[GIVEN DATA — start]

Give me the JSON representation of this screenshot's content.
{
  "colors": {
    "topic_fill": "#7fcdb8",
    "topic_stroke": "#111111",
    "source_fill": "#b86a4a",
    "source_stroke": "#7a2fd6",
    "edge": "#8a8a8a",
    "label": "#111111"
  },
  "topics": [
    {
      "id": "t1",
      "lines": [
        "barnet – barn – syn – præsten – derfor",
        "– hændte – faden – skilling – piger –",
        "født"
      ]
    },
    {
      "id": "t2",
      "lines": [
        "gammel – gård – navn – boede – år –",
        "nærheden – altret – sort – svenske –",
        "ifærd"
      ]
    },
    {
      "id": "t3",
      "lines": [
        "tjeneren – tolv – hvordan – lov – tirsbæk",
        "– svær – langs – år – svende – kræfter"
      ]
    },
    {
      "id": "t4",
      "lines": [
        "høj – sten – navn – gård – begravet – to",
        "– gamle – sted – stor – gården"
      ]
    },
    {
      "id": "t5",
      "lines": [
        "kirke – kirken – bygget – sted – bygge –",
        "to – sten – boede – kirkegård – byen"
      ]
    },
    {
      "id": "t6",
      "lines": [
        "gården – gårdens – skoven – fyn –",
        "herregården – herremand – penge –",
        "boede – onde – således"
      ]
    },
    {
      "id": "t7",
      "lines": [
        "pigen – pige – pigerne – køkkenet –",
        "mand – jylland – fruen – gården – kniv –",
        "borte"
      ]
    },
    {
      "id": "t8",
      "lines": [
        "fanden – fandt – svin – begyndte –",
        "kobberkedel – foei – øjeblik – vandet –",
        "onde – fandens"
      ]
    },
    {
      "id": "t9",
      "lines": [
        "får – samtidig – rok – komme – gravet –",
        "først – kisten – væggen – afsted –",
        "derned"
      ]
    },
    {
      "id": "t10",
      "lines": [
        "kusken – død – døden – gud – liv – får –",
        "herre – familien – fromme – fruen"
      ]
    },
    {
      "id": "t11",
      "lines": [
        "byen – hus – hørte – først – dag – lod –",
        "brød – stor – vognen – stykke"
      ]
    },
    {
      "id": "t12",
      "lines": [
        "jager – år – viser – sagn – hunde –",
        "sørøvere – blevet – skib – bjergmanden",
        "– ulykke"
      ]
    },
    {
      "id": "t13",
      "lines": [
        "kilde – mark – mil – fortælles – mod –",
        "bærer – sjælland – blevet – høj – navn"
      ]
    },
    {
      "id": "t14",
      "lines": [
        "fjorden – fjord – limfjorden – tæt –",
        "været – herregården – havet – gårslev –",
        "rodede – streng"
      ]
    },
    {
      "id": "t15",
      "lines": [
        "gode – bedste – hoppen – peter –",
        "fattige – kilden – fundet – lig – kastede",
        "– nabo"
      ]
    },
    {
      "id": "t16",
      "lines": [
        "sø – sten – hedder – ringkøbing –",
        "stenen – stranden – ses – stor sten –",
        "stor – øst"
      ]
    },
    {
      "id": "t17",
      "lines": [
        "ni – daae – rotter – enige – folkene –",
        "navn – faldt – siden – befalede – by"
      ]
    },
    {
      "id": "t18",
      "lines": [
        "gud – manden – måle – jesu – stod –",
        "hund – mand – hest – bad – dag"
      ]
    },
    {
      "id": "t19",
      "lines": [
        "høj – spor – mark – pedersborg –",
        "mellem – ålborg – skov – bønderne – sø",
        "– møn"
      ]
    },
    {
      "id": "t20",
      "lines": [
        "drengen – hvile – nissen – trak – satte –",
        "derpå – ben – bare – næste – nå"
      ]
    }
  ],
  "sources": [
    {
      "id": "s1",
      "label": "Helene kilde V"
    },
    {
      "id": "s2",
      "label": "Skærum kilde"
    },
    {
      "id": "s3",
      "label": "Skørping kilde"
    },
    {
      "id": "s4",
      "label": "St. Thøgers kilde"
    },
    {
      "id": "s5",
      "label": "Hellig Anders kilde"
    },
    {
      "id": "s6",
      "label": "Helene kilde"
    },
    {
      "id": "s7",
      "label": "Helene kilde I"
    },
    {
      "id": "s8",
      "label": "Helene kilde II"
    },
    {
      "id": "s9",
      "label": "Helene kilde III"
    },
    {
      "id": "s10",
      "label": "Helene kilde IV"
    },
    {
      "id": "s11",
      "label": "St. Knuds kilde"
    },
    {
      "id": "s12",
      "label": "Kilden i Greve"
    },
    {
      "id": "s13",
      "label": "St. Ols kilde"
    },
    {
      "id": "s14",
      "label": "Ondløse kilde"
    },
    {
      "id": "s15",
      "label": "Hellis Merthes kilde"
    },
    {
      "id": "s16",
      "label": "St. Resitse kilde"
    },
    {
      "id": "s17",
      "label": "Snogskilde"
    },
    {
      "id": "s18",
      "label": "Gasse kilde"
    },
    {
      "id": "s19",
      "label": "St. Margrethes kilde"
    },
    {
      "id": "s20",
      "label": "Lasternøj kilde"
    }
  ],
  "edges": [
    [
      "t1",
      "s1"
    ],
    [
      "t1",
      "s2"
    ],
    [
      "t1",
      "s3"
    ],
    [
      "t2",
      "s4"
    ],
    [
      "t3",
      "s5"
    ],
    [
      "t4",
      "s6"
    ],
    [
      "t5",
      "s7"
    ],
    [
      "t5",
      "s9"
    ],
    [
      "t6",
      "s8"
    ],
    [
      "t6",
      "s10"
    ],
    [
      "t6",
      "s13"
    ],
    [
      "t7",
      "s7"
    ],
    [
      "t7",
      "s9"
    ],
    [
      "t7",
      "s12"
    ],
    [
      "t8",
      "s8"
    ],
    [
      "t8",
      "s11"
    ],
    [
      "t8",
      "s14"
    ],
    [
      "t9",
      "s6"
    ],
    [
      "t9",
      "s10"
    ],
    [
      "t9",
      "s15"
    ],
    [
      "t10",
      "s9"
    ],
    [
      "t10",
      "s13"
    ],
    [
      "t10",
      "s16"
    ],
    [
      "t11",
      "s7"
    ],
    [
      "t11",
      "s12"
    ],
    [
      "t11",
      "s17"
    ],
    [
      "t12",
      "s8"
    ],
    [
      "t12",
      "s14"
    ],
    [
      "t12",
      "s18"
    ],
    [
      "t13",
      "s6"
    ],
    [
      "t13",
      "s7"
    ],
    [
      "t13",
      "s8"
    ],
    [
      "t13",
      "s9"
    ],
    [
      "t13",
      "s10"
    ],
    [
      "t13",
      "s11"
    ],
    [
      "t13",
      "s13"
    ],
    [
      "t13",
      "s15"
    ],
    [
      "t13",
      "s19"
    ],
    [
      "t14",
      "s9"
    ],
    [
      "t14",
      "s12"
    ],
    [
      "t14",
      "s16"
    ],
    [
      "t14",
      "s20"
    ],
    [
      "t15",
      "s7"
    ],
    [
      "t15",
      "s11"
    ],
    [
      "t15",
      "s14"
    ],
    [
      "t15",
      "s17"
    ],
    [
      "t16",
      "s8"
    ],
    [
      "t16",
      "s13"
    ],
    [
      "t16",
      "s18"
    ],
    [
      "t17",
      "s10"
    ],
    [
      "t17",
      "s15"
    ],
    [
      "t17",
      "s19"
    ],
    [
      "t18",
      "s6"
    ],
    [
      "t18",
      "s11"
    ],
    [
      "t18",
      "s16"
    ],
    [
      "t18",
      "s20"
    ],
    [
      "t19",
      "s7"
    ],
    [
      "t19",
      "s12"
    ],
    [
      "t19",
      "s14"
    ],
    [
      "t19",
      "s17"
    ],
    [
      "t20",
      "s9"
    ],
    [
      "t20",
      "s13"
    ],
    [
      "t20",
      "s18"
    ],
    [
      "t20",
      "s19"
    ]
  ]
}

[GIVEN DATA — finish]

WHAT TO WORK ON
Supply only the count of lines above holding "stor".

COMPLETED TASK
4